Each record needs to be echoed exactly; can you do that?

━━━━━ Dataset records

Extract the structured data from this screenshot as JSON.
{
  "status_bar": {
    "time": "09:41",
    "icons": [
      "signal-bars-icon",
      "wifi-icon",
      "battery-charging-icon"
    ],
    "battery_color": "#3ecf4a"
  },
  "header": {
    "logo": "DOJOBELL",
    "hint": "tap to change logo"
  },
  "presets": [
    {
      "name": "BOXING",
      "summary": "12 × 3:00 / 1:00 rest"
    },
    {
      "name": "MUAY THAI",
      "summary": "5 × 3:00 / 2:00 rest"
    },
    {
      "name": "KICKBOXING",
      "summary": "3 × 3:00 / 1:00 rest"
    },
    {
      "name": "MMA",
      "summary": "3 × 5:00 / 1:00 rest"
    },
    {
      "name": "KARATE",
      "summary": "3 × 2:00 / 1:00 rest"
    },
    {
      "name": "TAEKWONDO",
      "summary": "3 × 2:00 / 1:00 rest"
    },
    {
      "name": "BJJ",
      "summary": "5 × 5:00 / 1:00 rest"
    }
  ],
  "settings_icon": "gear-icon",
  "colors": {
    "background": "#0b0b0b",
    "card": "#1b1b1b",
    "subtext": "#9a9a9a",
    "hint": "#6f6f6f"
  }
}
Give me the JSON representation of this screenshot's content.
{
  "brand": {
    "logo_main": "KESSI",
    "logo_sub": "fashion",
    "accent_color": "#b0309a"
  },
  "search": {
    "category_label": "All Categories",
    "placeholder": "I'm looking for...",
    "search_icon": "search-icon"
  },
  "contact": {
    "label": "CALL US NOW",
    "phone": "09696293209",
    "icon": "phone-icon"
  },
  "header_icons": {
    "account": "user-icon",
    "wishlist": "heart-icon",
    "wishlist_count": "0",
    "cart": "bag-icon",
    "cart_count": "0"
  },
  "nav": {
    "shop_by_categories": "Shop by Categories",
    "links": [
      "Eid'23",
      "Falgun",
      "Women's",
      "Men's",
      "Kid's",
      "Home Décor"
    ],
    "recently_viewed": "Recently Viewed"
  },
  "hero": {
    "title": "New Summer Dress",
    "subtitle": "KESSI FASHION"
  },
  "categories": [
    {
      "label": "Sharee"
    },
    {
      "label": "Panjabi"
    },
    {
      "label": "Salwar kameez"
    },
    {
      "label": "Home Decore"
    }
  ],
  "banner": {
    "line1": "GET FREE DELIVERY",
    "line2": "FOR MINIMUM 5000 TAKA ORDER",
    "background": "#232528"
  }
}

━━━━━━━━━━

Reply to the exercise
Extract the structured data from this screenshot as JSON.
{
  "status_bar": {
    "time": "09:41",
    "icons": [
      "signal-bars-icon",
      "wifi-icon",
      "battery-charging-icon"
    ],
    "battery_color": "#3ecf4a"
  },
  "header": {
    "logo": "DOJOBELL",
    "hint": "tap to change logo"
  },
  "presets": [
    {
      "name": "BOXING",
      "summary": "12 × 3:00 / 1:00 rest"
    },
    {
      "name": "MUAY THAI",
      "summary": "5 × 3:00 / 2:00 rest"
    },
    {
      "name": "KICKBOXING",
      "summary": "3 × 3:00 / 1:00 rest"
    },
    {
      "name": "MMA",
      "summary": "3 × 5:00 / 1:00 rest"
    },
    {
      "name": "KARATE",
      "summary": "3 × 2:00 / 1:00 rest"
    },
    {
      "name": "TAEKWONDO",
      "summary": "3 × 2:00 / 1:00 rest"
    },
    {
      "name": "BJJ",
      "summary": "5 × 5:00 / 1:00 rest"
    }
  ],
  "settings_icon": "gear-icon",
  "colors": {
    "background": "#0b0b0b",
    "card": "#1b1b1b",
    "subtext": "#9a9a9a",
    "hint": "#6f6f6f"
  }
}
Give me the JSON representation of this screenshot's content.
{
  "brand": {
    "logo_main": "KESSI",
    "logo_sub": "fashion",
    "accent_color": "#b0309a"
  },
  "search": {
    "category_label": "All Categories",
    "placeholder": "I'm looking for...",
    "search_icon": "search-icon"
  },
  "contact": {
    "label": "CALL US NOW",
    "phone": "09696293209",
    "icon": "phone-icon"
  },
  "header_icons": {
    "account": "user-icon",
    "wishlist": "heart-icon",
    "wishlist_count": "0",
    "cart": "bag-icon",
    "cart_count": "0"
  },
  "nav": {
    "shop_by_categories": "Shop by Categories",
    "links": [
      "Eid'23",
      "Falgun",
      "Women's",
      "Men's",
      "Kid's",
      "Home Décor"
    ],
    "recently_viewed": "Recently Viewed"
  },
  "hero": {
    "title": "New Summer Dress",
    "subtitle": "KESSI FASHION"
  },
  "categories": [
    {
      "label": "Sharee"
    },
    {
      "label": "Panjabi"
    },
    {
      "label": "Salwar kameez"
    },
    {
      "label": "Home Decore"
    }
  ],
  "banner": {
    "line1": "GET FREE DELIVERY",
    "line2": "FOR MINIMUM 5000 TAKA ORDER",
    "background": "#232528"
  }
}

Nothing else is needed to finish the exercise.